The influence of horizontally rotating sound on standing balance


Authors: Gandemer L., Parseihian G., Kronland-Martinet R., Bourdin C.
Publication Date: December 2014
Journal: Experimental Brain Research (vol. 232(12), pp. 3813-3820, 2014)

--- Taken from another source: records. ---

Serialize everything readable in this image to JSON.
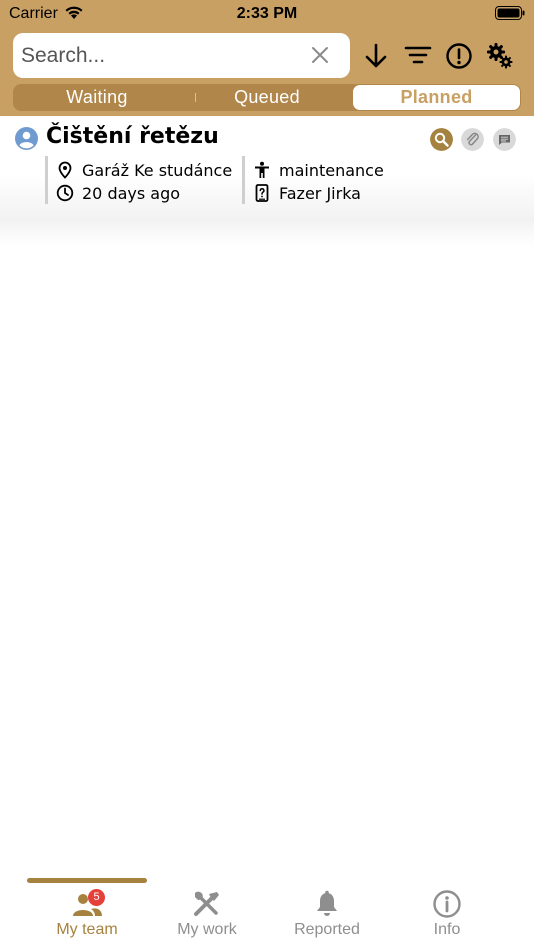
{
  "status_bar": {
    "carrier": "Carrier",
    "time": "2:33 PM"
  },
  "search": {
    "placeholder": "Search..."
  },
  "segments": [
    {
      "label": "Waiting",
      "active": false
    },
    {
      "label": "Queued",
      "active": false
    },
    {
      "label": "Planned",
      "active": true
    }
  ],
  "tasks": [
    {
      "title": "Čištění řetězu",
      "location": "Garáž Ke studánce",
      "time_ago": "20 days ago",
      "category": "maintenance",
      "assignee": "Fazer Jirka"
    }
  ],
  "tabbar": {
    "tabs": [
      {
        "label": "My team",
        "active": true,
        "badge": "5"
      },
      {
        "label": "My work",
        "active": false
      },
      {
        "label": "Reported",
        "active": false
      },
      {
        "label": "Info",
        "active": false
      }
    ]
  },
  "colors": {
    "header_bg": "#c9a063",
    "segment_bg": "#b0864a",
    "accent": "#a68240",
    "badge": "#e5403a",
    "avatar": "#6f9bd1"
  },
  "icons": {
    "toolbar": [
      "sort-down-icon",
      "filter-icon",
      "alert-icon",
      "settings-icon"
    ],
    "task_actions": [
      "search-zoom-icon",
      "attachment-icon",
      "comment-icon"
    ],
    "task_details": [
      "location-pin-icon",
      "clock-icon",
      "person-icon",
      "device-icon"
    ]
  }
}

Postural control is known to be the result of the integration and processing of various sensory inputs by the central nervous system. Among the various afferent inputs, the role of auditory information in postural regulation has been addressed in relatively few studies, which led to conflicting results. The purpose of the present study was to investigate the influence of a rotating auditory stimulus, delivered by an immersive 3D sound spatialization system, on the standing posture of young subjects. The postural sway of 20 upright, blindfolded subjects was recorded using a force platform. Use of various sound source rotation velocities followed by sudden immobilization of the sound was compared with two control conditions: no sound and a stationary sound source. The experiment showed that subjects reduced their body sway amplitude and velocity in the presence of rotating sound compared with the control conditions. The faster the sound source was rotating, the greater the reduction in subject body sway.Moreover, disruption of subject postural regulation was observed as soon as the sound source was immobilized. These results suggest that auditory information cannot be neglected in postural control, and that it acts as additional information influencing postural regulation.